Despite it's flaws however, Repo Men did enough to keep my eyes open before it ran out of steam. Those who enjoyed Equilibrium may find some something in this, however those who like their sci-fi a bit hard may have to go else where.

Review: The Ghost (A.K.A The Ghost Writer)

Year: 2010
Director: Roman Polanski
Screenplay: Robert Harris, Roman Polanski
Starring: Ewan McGregor, Olivia Williams, Kim Cattrall, Pierce Brosnan

Synopsis is here

Reviews of this movie from some of my usual haunts have been full of praise for this movie. Lots of talk of metaphors and likening to Hitchcock as well as the usual cries of POLANSKI IS BACK! However throughout this plodding, dull film, there was a voice in my ear whispering: "If this wasn't Polanski, would all this gushing be heaped upon this movie?" This niggle got louder and louder until the films final scene which will be considered genius by fans and pointless by philistines such as my self.

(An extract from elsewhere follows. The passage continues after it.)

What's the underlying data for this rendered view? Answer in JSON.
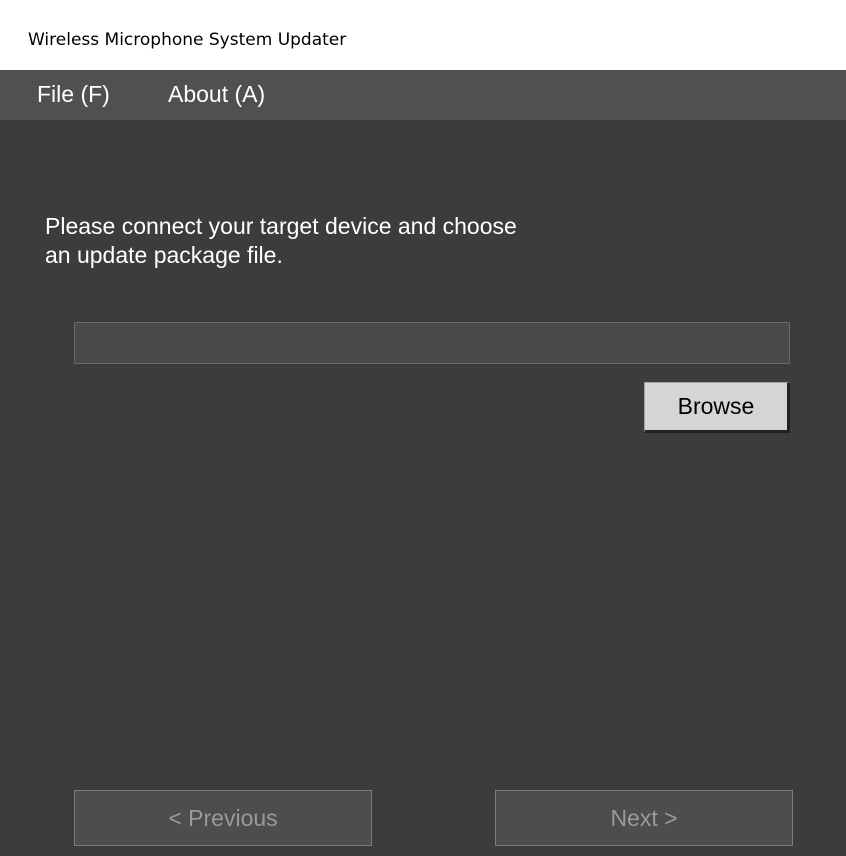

However with it's lethargic pace and frustratingly boring characters, The Ghost did nothing to even ENGAGE me let alone entertain me. Despite having a story that should be full of intrigue, I was left with a bog standard thriller filled with dubious plot moments and listless characters who initiate jarring conversations. The scenes aren't awkward in the way they should be in a movie like this, they feel unfinished, as if the takes used weren't the best ones filmed. This continues throughout the movie giving the movie and uneven stiffness that had me at odds with everyone in the movie. It's obvious why McGregor's character is called the ghost but as he is also our eyes and ears of this piece why does he seem so uninterested? Polanski's film gives us nothing in this film to invest in. There's hints towards more successful endeavors (The Tenant, Rosemary's Baby et all) but no point do we feel the tightening grip that features in those earlier films.

The narrative is no better. Like Chinatown we have a character that goes for the money and stays for the mystery but features little or no involvement. Plot points are telegraphed from far, twists are not only late coming, but unsurprising and throughout your left at an arms length distanced from the story. Bad times from the man who turned New York City into a satanic tomb for Mia Farrow. In no way did I feel involved in what was going on and nor did it seem to matter and while I'm not looking for a cliched car chase or explosion to grab my attention, I was more than a little miffed that none of the films talk gripped me. The film is also a little insulting with some of the films moments of plot. Not to ruin the film on purpose but, considering how sensitive the material often is this man left alone?

Performance wise, the film varied from dead eyed (McGregor), to miscast (Cattrall). Other displays fared better; Brosnan and Williams are high points, but all in all the there wasn't really anything to write home about. The same can be said from the films drab visuals which did as much to isolate me as a viewer as the characters relationships.

The Ghost is full of nods to the filmmakers earlier works but unfortunately the whole film feels Polanski-lite to me. It's a film that did little to excite or involve me in the slightest. A film I expected more from but gained nothing out of it. Philistine I may be, but at least this philistine has a copy of Chinatown at home to enjoy.